Task brief ▸
Here are some records; copy every line that holds the word "title".

==== Data provided ====

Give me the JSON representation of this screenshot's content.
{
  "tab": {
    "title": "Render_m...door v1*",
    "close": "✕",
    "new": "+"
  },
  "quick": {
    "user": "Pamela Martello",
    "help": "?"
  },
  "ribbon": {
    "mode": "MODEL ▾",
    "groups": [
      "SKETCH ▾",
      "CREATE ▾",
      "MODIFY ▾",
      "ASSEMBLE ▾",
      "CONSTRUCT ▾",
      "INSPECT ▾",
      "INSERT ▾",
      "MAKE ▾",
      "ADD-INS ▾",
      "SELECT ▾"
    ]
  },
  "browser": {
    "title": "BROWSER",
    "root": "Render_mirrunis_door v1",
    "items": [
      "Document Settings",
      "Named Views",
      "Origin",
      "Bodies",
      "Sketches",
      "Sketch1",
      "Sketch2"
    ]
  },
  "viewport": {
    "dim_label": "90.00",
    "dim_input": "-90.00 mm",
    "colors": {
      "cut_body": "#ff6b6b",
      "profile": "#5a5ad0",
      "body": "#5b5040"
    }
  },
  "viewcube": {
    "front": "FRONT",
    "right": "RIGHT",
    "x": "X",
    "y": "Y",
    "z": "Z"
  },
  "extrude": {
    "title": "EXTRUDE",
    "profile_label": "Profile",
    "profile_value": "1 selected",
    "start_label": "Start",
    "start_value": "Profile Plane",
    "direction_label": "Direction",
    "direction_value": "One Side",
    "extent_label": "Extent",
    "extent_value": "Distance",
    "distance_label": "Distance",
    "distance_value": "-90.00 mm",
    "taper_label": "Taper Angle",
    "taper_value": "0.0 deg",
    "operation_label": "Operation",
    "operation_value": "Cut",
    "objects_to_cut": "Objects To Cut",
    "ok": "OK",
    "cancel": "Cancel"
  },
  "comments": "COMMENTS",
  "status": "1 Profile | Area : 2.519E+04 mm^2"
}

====

Result for this exercise ▸
    "title": "Render_m...door v1*",
    "title": "BROWSER",
    "title": "EXTRUDE",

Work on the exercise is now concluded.